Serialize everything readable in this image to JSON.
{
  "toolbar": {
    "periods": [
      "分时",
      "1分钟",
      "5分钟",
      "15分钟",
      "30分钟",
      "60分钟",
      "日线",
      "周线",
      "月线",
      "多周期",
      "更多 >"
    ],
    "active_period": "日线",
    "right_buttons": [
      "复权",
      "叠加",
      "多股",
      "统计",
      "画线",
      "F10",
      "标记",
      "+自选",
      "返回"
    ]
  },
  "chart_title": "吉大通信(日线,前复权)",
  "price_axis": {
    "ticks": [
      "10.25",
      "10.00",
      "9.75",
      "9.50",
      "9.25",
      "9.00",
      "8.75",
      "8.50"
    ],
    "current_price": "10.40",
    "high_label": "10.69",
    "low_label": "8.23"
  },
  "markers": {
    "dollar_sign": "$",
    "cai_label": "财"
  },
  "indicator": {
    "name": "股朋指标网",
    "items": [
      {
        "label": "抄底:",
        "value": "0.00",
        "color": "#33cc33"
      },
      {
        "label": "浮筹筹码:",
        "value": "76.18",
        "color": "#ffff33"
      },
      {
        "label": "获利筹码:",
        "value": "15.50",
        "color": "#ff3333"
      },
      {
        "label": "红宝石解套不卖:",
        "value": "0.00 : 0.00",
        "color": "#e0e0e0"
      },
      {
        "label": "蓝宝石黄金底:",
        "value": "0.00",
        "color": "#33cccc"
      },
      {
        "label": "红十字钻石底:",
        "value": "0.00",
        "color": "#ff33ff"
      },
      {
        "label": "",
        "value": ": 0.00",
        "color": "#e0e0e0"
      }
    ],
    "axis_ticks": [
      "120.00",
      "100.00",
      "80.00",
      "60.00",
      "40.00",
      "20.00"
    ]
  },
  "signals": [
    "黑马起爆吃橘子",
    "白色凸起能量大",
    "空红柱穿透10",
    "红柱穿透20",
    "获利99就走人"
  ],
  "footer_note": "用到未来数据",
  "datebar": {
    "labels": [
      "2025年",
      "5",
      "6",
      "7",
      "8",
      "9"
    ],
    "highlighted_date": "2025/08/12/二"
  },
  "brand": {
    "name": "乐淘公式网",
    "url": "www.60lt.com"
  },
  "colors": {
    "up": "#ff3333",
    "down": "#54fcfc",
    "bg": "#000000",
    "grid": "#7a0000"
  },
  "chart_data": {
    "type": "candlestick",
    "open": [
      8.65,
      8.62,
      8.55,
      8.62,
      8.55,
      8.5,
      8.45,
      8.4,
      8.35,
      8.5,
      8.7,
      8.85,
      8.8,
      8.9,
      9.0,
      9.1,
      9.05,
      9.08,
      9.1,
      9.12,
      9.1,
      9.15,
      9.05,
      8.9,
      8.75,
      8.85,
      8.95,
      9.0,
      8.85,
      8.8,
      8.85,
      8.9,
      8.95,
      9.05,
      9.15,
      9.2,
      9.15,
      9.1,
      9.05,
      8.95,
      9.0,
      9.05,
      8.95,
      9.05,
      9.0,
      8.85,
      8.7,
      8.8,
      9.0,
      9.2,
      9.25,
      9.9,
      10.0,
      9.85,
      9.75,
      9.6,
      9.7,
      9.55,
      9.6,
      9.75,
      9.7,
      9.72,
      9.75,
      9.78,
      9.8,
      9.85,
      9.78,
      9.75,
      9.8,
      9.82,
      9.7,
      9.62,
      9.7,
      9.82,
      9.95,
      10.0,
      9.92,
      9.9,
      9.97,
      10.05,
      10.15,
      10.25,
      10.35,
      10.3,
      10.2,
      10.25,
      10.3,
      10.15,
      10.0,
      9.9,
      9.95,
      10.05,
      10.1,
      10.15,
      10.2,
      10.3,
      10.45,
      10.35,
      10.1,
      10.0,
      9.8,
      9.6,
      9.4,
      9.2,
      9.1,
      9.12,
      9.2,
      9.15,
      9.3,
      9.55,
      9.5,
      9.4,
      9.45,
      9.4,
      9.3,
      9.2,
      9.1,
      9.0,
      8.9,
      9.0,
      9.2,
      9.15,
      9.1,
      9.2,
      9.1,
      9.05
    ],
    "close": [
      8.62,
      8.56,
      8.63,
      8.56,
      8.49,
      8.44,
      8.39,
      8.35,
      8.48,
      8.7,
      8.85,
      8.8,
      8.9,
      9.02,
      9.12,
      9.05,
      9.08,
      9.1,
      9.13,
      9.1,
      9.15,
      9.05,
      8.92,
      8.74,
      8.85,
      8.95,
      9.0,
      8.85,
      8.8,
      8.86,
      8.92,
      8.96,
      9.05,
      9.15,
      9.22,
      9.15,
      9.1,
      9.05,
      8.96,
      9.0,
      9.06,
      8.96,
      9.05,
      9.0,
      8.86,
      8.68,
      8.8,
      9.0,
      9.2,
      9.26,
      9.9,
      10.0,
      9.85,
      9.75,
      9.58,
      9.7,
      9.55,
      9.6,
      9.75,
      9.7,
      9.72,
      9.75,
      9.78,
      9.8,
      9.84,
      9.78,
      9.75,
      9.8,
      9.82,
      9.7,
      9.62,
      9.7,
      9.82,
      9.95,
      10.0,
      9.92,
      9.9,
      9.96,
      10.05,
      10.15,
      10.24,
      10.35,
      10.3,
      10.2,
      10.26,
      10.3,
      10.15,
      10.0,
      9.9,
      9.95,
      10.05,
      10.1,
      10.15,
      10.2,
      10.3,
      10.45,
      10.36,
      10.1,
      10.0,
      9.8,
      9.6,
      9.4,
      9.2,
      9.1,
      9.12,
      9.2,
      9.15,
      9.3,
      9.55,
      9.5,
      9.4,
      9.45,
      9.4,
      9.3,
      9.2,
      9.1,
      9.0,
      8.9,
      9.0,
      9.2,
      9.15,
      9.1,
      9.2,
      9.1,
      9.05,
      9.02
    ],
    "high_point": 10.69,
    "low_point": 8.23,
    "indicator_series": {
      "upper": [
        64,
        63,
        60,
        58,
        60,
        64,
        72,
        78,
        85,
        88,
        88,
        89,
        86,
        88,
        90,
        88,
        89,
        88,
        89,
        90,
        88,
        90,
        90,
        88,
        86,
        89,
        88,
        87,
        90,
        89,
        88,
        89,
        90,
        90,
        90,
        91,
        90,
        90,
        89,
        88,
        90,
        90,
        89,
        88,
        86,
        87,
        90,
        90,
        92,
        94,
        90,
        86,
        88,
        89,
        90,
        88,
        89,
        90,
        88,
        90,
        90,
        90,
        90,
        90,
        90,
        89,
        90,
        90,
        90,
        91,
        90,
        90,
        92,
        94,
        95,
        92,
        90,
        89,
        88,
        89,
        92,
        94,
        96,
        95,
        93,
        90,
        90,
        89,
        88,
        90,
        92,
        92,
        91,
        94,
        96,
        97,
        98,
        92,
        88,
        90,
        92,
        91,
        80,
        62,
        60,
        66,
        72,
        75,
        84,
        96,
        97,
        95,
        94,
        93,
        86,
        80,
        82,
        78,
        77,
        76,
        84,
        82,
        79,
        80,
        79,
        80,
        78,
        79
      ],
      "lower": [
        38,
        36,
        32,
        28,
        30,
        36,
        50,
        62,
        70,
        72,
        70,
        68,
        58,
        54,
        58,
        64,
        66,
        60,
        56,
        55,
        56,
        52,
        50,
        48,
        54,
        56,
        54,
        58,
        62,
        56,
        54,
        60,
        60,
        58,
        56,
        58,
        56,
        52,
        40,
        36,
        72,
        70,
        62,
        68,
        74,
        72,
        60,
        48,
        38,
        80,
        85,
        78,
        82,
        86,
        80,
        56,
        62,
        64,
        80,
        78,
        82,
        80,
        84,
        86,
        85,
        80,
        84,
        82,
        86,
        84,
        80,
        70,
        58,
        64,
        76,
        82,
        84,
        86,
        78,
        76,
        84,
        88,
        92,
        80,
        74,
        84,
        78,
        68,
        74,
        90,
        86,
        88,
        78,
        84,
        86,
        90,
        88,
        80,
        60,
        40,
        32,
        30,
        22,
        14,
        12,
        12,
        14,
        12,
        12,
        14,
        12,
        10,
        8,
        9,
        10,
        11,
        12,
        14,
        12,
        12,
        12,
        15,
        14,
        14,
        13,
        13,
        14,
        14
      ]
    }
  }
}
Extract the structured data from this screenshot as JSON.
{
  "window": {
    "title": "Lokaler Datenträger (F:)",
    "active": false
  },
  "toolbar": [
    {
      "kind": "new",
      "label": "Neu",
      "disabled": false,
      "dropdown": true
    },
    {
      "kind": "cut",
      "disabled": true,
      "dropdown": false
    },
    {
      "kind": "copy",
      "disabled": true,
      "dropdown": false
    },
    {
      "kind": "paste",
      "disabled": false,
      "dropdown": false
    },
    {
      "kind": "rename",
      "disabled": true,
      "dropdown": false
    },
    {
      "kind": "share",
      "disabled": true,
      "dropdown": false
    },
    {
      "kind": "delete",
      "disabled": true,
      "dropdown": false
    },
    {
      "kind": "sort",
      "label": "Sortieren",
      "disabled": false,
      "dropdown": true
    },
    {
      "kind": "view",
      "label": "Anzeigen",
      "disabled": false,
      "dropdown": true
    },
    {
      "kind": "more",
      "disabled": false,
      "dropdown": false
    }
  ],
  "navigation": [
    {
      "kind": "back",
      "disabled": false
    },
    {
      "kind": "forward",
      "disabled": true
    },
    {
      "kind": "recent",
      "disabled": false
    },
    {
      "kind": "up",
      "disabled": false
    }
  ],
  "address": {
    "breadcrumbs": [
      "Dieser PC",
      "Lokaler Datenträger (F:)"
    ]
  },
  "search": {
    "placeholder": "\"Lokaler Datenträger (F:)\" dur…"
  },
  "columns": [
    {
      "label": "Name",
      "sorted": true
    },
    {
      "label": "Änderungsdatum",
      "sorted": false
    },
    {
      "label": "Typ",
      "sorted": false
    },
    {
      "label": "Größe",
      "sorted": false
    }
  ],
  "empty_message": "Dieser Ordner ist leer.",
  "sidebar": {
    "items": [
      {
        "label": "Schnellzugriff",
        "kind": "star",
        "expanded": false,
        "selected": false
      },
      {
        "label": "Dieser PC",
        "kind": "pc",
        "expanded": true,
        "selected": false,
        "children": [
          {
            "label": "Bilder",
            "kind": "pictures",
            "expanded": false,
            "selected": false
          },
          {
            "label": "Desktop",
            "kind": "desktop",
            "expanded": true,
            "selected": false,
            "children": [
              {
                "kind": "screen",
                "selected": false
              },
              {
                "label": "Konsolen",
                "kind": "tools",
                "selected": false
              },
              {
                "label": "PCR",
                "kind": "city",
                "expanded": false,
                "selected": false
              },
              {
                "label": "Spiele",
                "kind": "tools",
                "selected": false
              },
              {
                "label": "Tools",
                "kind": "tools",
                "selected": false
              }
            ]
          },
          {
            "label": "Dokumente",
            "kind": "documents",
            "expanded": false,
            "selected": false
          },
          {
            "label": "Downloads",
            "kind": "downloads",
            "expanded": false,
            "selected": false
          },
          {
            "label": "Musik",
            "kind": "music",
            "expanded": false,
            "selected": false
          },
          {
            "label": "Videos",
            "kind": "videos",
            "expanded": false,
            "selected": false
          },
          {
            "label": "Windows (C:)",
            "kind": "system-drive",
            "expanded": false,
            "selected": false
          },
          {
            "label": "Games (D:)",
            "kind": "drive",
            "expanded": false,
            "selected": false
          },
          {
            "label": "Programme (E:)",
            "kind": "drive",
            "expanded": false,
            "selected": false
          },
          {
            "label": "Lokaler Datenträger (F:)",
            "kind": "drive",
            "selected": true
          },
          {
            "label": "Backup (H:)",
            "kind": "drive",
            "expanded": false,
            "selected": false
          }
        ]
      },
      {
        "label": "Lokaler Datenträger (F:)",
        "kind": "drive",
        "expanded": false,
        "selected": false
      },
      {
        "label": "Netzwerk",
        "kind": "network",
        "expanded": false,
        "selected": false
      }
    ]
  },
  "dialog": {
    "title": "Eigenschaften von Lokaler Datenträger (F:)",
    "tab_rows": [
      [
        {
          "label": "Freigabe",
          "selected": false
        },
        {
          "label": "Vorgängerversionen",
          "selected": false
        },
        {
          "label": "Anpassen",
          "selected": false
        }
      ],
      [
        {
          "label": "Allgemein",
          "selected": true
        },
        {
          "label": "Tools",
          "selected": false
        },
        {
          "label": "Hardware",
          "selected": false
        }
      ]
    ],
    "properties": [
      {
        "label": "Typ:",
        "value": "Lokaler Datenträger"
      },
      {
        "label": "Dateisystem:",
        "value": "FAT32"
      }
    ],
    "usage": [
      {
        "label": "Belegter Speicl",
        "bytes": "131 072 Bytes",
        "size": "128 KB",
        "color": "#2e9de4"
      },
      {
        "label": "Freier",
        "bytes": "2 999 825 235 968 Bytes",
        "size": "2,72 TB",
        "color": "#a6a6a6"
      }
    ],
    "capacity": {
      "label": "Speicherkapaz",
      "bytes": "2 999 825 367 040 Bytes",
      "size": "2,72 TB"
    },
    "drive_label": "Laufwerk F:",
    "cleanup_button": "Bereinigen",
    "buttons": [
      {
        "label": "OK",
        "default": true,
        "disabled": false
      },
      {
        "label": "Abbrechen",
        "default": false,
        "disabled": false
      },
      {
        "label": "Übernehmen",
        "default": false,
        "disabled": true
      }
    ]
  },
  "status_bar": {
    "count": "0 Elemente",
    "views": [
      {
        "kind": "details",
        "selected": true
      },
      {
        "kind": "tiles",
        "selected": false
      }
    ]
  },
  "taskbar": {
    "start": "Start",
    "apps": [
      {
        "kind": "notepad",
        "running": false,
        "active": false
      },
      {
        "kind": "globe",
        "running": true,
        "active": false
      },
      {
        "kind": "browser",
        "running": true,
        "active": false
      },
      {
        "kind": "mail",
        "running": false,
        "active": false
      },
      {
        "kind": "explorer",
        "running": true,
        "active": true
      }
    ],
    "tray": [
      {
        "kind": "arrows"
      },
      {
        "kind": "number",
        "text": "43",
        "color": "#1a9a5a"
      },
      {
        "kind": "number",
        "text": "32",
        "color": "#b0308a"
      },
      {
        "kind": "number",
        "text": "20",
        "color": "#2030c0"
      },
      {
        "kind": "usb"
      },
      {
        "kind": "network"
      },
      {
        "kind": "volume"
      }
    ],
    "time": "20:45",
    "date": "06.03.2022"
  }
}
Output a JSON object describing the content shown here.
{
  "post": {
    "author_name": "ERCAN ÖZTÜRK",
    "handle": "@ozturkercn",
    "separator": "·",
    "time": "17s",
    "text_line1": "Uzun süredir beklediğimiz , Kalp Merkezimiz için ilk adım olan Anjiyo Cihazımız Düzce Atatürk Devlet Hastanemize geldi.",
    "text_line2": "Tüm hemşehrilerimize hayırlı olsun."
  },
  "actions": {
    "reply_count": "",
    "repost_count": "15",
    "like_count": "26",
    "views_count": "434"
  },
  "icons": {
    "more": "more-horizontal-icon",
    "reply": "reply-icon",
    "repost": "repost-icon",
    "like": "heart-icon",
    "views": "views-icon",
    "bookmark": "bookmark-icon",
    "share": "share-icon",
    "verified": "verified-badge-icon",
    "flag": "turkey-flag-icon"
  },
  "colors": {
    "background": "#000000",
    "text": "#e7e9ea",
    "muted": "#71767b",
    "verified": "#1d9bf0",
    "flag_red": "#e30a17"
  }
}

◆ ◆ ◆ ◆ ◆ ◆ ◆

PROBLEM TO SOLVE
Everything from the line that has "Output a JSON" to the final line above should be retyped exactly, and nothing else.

EXERCISE OUTPUT
Output a JSON object describing the content shown here.
{
  "post": {
    "author_name": "ERCAN ÖZTÜRK",
    "handle": "@ozturkercn",
    "separator": "·",
    "time": "17s",
    "text_line1": "Uzun süredir beklediğimiz , Kalp Merkezimiz için ilk adım olan Anjiyo Cihazımız Düzce Atatürk Devlet Hastanemize geldi.",
    "text_line2": "Tüm hemşehrilerimize hayırlı olsun."
  },
  "actions": {
    "reply_count": "",
    "repost_count": "15",
    "like_count": "26",
    "views_count": "434"
  },
  "icons": {
    "more": "more-horizontal-icon",
    "reply": "reply-icon",
    "repost": "repost-icon",
    "like": "heart-icon",
    "views": "views-icon",
    "bookmark": "bookmark-icon",
    "share": "share-icon",
    "verified": "verified-badge-icon",
    "flag": "turkey-flag-icon"
  },
  "colors": {
    "background": "#000000",
    "text": "#e7e9ea",
    "muted": "#71767b",
    "verified": "#1d9bf0",
    "flag_red": "#e30a17"
  }
}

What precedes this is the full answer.